Put a libertarian and non-libertarian in a room and you get an argument, always the same argument. Yesterday at my place it was over whether people who got cancer from industrial emissions would be able to collect fifty years hence. A few weeks back at David Sucher’s it was over whether houses would collapse in earthquakes without building codes. The other day at Radley Balko’s it was over whether without animal cruelty laws the evil neighbors would buy up puppies and kittens and torture them without fear of reprisal. Only the details vary.
Thomas Sowell wrote a book on this subject, A Conflict of Visions, in which he claimed that the fundamental divide is between those who believe in the perfectibility of human nature and those who do not. In fact it is less momentous: it’s between those who believe in the perfectibility of the state and those who do not. Some people think that the state can mete out perfect justice, some don’t. Libertarianism fails, in the eyes of the first group, if any evil goes unpunished.
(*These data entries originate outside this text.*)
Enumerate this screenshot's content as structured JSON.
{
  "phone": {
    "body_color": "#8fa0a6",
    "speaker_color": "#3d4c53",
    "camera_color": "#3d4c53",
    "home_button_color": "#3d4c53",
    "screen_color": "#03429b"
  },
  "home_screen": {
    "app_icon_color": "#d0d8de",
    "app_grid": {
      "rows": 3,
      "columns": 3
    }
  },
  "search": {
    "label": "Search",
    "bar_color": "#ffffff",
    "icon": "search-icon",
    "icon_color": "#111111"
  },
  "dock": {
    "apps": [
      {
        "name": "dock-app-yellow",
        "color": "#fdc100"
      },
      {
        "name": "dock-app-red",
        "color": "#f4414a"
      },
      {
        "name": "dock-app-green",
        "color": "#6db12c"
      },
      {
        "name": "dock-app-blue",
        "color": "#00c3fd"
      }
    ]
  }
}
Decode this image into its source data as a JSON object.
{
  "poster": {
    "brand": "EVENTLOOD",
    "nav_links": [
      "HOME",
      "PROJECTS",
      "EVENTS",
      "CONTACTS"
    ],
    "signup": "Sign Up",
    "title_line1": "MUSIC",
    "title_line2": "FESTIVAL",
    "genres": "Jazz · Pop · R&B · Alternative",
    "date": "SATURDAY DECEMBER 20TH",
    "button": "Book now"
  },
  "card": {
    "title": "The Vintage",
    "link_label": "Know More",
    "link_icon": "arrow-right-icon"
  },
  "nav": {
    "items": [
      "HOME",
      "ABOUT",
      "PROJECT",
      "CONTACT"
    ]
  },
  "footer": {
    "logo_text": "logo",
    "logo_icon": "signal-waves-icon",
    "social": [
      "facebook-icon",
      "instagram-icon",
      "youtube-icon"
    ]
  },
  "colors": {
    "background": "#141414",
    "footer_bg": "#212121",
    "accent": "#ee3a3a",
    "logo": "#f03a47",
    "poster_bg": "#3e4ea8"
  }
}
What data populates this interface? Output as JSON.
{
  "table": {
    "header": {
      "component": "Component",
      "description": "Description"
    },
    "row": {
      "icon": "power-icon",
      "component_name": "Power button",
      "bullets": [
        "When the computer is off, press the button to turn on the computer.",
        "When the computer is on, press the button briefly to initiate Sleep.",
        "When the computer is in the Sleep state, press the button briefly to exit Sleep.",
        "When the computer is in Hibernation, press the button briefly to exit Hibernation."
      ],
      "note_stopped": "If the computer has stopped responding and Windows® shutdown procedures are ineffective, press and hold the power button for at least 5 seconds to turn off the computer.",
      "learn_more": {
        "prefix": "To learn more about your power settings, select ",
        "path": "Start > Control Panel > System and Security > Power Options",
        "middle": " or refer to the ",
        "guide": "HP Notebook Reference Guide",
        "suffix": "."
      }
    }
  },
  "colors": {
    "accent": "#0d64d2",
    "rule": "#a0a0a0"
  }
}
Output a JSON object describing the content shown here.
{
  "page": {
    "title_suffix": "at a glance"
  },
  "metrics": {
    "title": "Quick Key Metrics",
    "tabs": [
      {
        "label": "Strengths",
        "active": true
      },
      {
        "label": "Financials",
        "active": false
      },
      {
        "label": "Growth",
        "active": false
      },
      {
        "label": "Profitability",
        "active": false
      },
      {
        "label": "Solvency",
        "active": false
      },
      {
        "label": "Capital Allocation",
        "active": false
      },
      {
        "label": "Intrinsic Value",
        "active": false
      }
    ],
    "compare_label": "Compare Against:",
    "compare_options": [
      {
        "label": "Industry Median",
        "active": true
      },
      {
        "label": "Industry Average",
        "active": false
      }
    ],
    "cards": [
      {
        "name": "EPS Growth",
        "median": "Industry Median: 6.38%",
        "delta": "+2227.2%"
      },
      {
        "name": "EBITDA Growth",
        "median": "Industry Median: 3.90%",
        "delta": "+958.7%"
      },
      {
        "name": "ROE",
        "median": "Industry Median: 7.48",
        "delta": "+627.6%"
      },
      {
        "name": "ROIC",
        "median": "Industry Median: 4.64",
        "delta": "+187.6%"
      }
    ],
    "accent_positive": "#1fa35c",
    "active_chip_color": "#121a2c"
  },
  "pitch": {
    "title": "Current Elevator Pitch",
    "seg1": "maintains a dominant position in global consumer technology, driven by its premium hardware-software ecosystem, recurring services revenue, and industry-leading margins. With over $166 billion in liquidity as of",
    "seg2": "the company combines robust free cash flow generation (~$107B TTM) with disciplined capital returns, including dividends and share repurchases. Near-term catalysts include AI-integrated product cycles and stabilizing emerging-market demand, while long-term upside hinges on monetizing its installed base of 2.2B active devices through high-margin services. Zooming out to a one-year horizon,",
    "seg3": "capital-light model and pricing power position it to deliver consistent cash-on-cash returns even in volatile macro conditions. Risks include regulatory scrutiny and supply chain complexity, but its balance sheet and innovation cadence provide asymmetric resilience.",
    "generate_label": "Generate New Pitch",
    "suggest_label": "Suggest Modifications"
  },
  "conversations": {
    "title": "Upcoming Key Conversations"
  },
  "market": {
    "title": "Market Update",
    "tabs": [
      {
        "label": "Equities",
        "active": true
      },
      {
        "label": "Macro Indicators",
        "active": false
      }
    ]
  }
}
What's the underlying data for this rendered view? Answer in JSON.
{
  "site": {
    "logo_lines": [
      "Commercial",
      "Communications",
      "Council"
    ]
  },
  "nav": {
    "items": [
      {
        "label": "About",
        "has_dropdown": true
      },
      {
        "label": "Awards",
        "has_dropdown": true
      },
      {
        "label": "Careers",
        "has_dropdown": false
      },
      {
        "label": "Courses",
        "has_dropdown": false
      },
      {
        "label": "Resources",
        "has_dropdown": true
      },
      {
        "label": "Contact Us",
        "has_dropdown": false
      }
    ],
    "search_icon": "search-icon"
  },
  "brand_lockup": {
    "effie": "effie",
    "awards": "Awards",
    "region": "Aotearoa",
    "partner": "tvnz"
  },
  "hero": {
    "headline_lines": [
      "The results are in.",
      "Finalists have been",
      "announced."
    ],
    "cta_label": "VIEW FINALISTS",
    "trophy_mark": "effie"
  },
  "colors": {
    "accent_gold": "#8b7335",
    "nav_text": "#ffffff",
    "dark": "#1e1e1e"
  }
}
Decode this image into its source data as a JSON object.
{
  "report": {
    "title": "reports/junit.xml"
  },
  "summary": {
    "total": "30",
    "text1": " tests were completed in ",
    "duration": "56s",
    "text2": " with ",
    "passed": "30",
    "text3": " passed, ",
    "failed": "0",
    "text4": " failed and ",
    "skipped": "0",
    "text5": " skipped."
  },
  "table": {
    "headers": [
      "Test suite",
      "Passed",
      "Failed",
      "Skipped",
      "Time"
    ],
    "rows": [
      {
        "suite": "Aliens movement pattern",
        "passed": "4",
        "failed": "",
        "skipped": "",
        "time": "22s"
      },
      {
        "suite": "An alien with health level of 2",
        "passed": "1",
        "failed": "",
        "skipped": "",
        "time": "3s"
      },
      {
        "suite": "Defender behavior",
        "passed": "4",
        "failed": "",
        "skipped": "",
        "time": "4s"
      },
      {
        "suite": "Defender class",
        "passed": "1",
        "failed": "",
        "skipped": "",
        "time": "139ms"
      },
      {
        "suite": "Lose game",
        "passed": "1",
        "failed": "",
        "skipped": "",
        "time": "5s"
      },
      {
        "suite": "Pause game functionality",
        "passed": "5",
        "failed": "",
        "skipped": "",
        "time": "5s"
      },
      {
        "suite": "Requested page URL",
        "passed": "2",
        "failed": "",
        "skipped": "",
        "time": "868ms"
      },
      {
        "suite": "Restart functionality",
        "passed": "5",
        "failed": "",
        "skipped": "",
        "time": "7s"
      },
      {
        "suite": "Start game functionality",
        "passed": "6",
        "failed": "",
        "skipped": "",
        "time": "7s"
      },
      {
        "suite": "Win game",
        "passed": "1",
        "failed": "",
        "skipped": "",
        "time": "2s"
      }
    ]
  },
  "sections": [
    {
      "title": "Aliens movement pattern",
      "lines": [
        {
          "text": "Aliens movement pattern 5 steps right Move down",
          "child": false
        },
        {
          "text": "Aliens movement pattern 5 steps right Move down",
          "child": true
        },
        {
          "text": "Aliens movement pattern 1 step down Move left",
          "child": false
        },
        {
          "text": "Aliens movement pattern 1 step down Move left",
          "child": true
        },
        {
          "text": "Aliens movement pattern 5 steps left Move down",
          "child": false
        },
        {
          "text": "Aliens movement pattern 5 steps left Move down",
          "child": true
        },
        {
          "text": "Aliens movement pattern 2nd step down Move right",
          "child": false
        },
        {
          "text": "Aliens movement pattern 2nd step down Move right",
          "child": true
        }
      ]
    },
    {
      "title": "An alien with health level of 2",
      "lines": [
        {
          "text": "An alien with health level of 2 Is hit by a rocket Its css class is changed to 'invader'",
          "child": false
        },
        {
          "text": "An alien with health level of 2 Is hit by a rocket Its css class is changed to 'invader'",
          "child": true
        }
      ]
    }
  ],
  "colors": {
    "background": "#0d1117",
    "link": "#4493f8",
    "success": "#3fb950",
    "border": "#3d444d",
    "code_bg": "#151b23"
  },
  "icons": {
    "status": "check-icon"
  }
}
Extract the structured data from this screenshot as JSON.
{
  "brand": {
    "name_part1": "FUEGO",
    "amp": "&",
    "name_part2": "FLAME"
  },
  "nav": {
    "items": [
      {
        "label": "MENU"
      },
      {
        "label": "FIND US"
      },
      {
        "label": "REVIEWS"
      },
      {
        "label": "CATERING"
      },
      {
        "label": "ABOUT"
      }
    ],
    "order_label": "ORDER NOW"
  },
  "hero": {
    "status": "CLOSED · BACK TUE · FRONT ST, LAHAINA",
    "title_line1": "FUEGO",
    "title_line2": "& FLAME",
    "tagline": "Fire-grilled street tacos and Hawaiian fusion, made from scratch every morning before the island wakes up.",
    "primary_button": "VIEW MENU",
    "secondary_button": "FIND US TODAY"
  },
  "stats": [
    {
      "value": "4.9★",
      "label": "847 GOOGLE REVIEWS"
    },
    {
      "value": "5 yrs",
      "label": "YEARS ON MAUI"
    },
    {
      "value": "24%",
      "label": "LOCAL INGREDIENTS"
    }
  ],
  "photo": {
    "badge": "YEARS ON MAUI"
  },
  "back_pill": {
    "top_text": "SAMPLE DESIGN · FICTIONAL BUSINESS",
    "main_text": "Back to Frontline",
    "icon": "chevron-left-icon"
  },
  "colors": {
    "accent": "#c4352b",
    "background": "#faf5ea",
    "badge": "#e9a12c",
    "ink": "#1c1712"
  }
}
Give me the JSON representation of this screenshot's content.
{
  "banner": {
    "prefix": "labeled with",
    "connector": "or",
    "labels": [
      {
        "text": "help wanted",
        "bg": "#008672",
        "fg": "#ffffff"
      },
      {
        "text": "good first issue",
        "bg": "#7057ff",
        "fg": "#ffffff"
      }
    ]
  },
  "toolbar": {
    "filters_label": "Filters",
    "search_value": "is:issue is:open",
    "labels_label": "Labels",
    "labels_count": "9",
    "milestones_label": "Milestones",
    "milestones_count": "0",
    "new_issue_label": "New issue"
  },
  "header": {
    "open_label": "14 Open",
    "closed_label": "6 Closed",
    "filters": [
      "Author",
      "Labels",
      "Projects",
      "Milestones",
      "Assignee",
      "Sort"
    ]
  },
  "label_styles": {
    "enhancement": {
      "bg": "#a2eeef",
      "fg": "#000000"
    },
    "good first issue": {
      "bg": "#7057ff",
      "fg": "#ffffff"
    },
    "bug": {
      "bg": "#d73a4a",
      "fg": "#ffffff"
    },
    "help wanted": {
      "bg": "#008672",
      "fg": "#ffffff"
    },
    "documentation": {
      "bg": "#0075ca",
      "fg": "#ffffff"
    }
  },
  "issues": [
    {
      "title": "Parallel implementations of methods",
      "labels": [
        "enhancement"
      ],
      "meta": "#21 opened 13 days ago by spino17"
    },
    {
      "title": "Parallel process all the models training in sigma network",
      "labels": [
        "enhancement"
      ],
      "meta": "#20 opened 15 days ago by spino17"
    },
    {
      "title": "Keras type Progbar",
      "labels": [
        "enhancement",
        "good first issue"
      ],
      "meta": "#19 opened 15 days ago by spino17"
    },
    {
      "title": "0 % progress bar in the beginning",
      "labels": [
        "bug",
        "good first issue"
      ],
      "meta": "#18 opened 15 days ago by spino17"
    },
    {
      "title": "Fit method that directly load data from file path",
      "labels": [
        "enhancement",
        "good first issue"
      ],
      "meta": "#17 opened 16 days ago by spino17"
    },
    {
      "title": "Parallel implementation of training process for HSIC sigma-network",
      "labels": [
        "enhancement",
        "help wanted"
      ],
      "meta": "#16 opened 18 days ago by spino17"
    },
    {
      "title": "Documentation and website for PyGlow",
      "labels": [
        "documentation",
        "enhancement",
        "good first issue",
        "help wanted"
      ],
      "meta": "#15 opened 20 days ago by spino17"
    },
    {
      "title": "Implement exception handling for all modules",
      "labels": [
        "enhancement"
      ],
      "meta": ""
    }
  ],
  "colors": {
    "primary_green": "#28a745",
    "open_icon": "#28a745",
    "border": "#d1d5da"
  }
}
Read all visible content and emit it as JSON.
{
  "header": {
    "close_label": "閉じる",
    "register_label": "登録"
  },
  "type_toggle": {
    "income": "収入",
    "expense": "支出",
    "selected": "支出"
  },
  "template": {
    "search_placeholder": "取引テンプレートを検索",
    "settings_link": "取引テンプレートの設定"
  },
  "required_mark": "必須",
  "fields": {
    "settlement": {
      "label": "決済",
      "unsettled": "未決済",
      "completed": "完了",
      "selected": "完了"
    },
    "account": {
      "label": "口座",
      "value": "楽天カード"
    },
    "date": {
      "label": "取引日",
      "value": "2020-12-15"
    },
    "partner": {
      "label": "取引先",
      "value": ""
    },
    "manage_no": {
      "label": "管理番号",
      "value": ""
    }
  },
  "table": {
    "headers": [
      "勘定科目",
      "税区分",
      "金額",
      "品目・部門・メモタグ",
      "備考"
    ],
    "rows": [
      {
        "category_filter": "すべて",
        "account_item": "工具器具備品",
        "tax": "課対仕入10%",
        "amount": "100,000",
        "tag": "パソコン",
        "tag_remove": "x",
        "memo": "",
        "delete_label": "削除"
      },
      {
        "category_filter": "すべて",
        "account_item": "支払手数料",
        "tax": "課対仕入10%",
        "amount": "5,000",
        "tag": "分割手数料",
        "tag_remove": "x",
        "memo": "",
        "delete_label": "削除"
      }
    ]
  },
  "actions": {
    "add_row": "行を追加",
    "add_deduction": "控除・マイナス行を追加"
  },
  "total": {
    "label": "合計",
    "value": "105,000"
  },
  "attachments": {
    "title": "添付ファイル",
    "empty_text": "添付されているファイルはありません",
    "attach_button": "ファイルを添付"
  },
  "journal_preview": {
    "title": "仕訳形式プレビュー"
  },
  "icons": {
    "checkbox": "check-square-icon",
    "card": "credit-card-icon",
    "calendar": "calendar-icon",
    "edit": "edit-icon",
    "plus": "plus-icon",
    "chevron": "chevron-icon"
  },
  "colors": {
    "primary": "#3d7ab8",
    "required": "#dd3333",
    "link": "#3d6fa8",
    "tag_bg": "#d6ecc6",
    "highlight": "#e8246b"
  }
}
Now no one, not the most ardent statist, believes that the state can mete out justice in every case. But a surprisingly large number of people, a substantial majority, believes that, for every case, a theoretical mechanism for redress or punishment ought to exist. They readily concede that in practice eggs must be broken to make omelets. Mistakes are made. But if the mechanism exists, conscience is assuaged, and that is enough.
Good law sometimes produces unjust outcomes; a famous maxim expresses this, conversely, as “hard cases make bad law.” In Waube v. Warrington, a classic torts case from 1935, a woman watched a negligent driver strike and kill her daughter. The woman died a month later, allegedly of shock, and her husband sued. Maybe it was true, maybe not, but the Wisconsin Supreme Court never reached the question, dismissing the suit on the grounds that damages for mental distress require physical contact, and there was none in this case. If the woman really did die of shock, then the outcome was unjust. Yet the law was sound, based on a bright-line, predictable, common-sense standard. Like any such standard, it does not fit every case. Too bad. Law is collective, justice individual. You can swallow this or you can’t.
Buildings collapse sometimes in earthquakes and kill a lot of people. This happens more often in poor countries than rich ones because taking precautions against a rare catastrophe is a luxury, and rich people can afford more luxuries than poor people. It will continue to happen more often in poor countries, no matter how stringent their building codes, because builders will circumvent regulations that they cannot afford. If the codes are rigidly enforced then fewer houses will be built, and people who formerly lived in shoddy houses will do without instead. You can swallow this or you can’t.
The trouble with animal cruelty laws is that animals are property, and such laws infringe property rights. You can tack on riders like “needless” all you like, but infringement is infringement, and when the only question is how much, the laws become a way to harass people in the animal business. (So far the animal rightists have mostly trained their fire on unpopular targets like foie-gras producers and circus trainers; scientists, assuredly, are next.) Of course without the laws Cruella de Ville can sew herself a nice coat out of Dalmatian puppy hides and there isn’t a damn thing the cops can do about it. You can swallow this or you can’t.
If you’re on Team Perfect and I’m on Team Good Enough, we can argue to eternity and never get anywhere. What say we save our breath and stick to poetry, and stuff like that?
(Update: Spelling and capitalization of “Dalmatian” corrected at the behest of Greg Hlatky, who ought to know. David Sucher professes bemusement. Forager notes that the comments go a long way to prove the thesis.)